It would be fair to say, I think, that, irrespective of who won, the election result was always going to create some sort of reaction in financial markets.
And that is exactly what's happened, with an initial dip in stocks, followed by a strong rally.
Unfortunately, this has led to less enthusiasm for bonds, the fortunes of which are closely related to mortgage rate levels.
Bonds are seen as a safe-haven when investors are risk averse. The election result created relative certainty as to the forward direction of the nation, at least in terms of who will be President and the composition of both Senate and Congress, so interest in stocks has improved for now, while we've seen bonds becoming less attractive in the past week, with the side-effect that we've witnessed the biggest percentage climbs in mortgage rates for some time.
Here, however, is where we need to draw breath, put the more exaggerated news headlines to one side, and take a calm look at what's going on at the moment.
Mortgage News Daily today quotes the benchmark 30 year fixed rate mortgage at 4.02%. While it's not good news that rates have nudged above 4% for the first time since early this year, and there has of course been a short-term reaction in fewer mortgage applications in the past few days, let's not lose sight of the fact that we're still enjoying relatively very low interest rates from an historic perspective.
It's true to say, of course, that we've all become accustomed to rates consistently heading in a southerly direction. As I've indicated many, many times on this blog, however, that was never a permanently sustainable trend.
Renewed enthusiasm for riskier investments potentially heralds in more confidence looking ahead, but this inevitably has a knock-on effect with mortgage rates. All that being said, the current rally has to continue, with no other negative external factors causing a retreat to bonds, such as changing world affairs, for the upward drive in mortgage rates to last. If recent times have taught us anything, it's that one can never be certain that any kind of trend, be it positive or negative, will be unaffected by external influences (remember how Brexit helped mortgage rates dip even further during the summer!).
If we go back to this time a year ago, many experts were predicting that mortgage rates would progressively move upward to somewhere between 4.5% and 4.65% during 2016, so we still have a very long way to go before those expectations are close to being matched.
As ever, it is simply impossible to know what's going to happen to rates in the weeks to come, as so many factors contribute to what level they'll find.

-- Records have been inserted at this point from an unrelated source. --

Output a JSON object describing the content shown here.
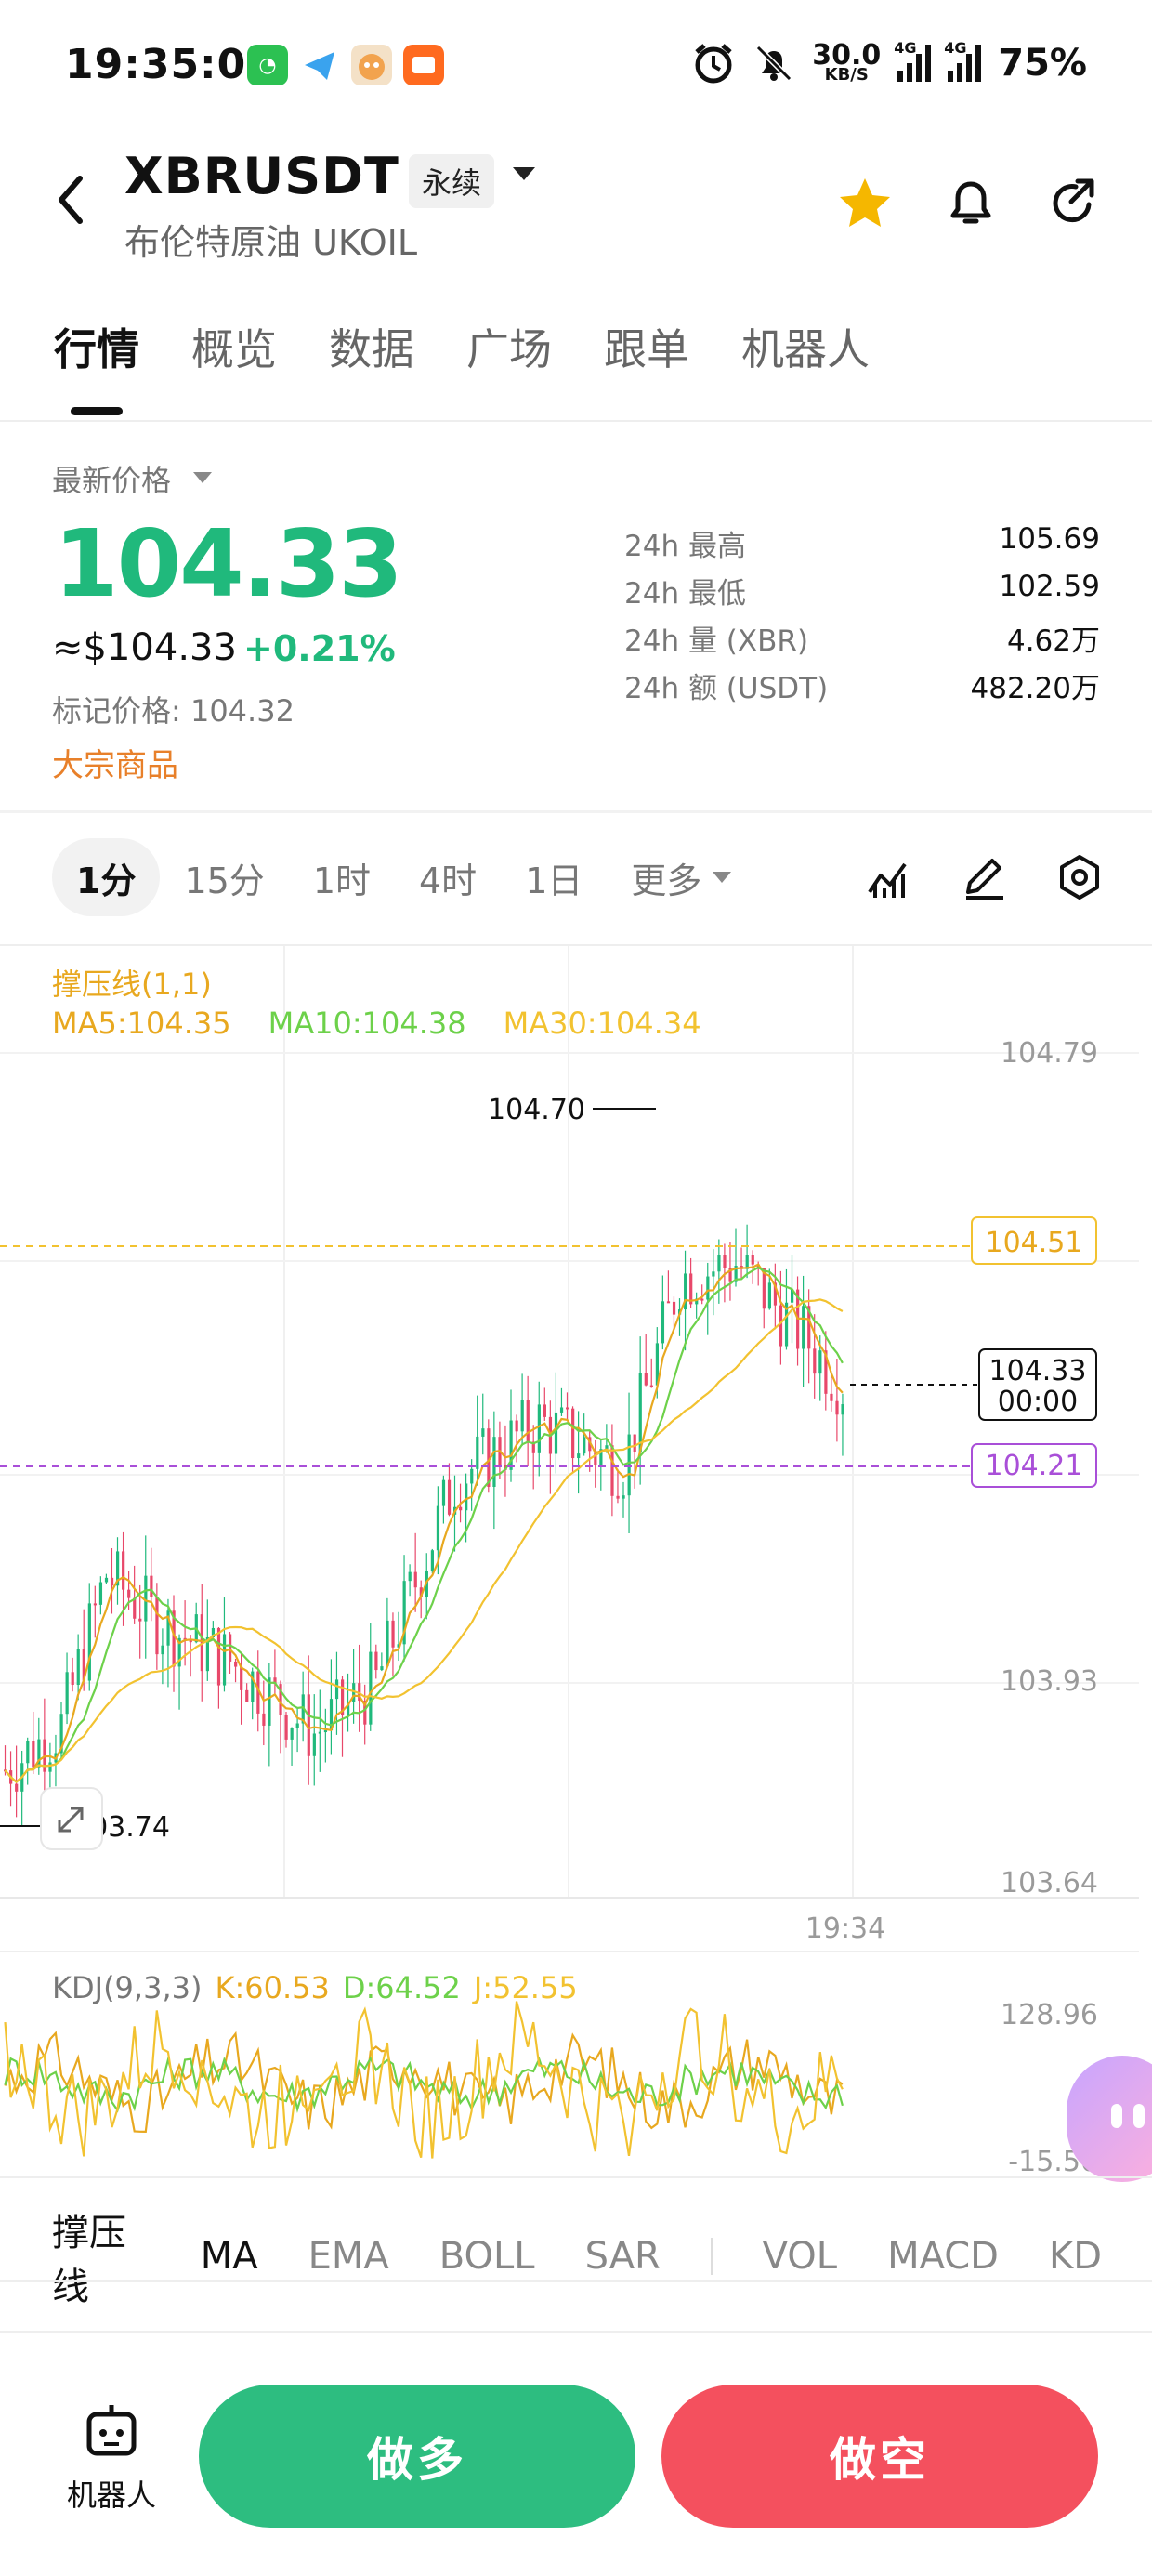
{
  "status_bar": {
    "time": "19:35:00",
    "net_speed": "30.0",
    "net_unit": "KB/S",
    "network_1": "4G",
    "network_2": "4G",
    "battery": "75%"
  },
  "header": {
    "symbol": "XBRUSDT",
    "contract_type": "永续",
    "subtitle": "布伦特原油 UKOIL",
    "favorite_color": "#f5b700"
  },
  "tabs": [
    "行情",
    "概览",
    "数据",
    "广场",
    "跟单",
    "机器人"
  ],
  "price": {
    "label": "最新价格",
    "last": "104.33",
    "usd": "≈$104.33",
    "change": "+0.21%",
    "mark": "标记价格: 104.32",
    "category": "大宗商品",
    "up_color": "#20b97c"
  },
  "stats": [
    {
      "label": "24h  最高",
      "value": "105.69"
    },
    {
      "label": "24h  最低",
      "value": "102.59"
    },
    {
      "label": "24h  量 (XBR)",
      "value": "4.62万"
    },
    {
      "label": "24h  额 (USDT)",
      "value": "482.20万"
    }
  ],
  "intervals": [
    "1分",
    "15分",
    "1时",
    "4时",
    "1日"
  ],
  "more_label": "更多",
  "chart_overlay": {
    "sr_label": "撑压线(1,1)",
    "ma5": "MA5:104.35",
    "ma10": "MA10:104.38",
    "ma30": "MA30:104.34",
    "kdj_label": "KDJ(9,3,3)",
    "k": "K:60.53",
    "d": "D:64.52",
    "j": "J:52.55"
  },
  "chart_labels": {
    "y_top": "104.79",
    "y_mid": "103.93",
    "y_bottom": "103.64",
    "high_mark": "104.70",
    "low_mark": "103.74",
    "resistance": "104.51",
    "support": "104.21",
    "current_price": "104.33",
    "countdown": "00:00",
    "time_tick": "19:34",
    "kdj_top": "128.96",
    "kdj_bottom": "-15.50"
  },
  "chart_data": {
    "type": "candlestick",
    "x_label_shown": "19:34",
    "ylim": [
      103.64,
      104.79
    ],
    "high": 104.7,
    "low": 103.74,
    "last": 104.33,
    "resistance_line": 104.51,
    "support_line": 104.21,
    "ma": {
      "MA5": 104.35,
      "MA10": 104.38,
      "MA30": 104.34
    },
    "kdj": {
      "K": 60.53,
      "D": 64.52,
      "J": 52.55,
      "range": [
        -15.5,
        128.96
      ]
    },
    "colors": {
      "up": "#20b97c",
      "down": "#e8486a",
      "ma5": "#e8a81f",
      "ma10": "#6dd14a",
      "ma30": "#f2c230",
      "resistance": "#f2c230",
      "support": "#a94fd8"
    }
  },
  "indicators": [
    "撑压线",
    "MA",
    "EMA",
    "BOLL",
    "SAR",
    "VOL",
    "MACD",
    "KD"
  ],
  "actions": {
    "robot": "机器人",
    "long": "做多",
    "short": "做空"
  }
}
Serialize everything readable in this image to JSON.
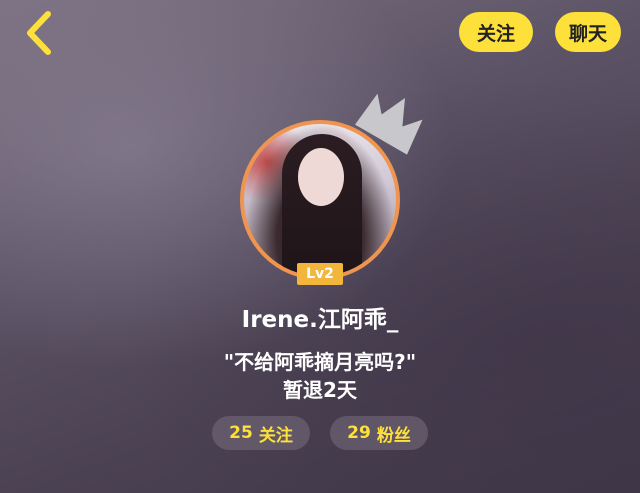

In the end, predicting interest rates is always a gamble and I would suggest that the more sensible approach right now is to take the view that rates are still historically low. While it is tempting and understandable that buyers will want to be sure that rates aren't going down again, unfortunately playing a waiting game can have the opposite effect. No one knows.
My team and I would be happy to discuss any aspect of current market trends with you. We can also connect you with the top mortgage experts in the area, who will be able to assist you with any financing concerns you may have. Why not contact us today.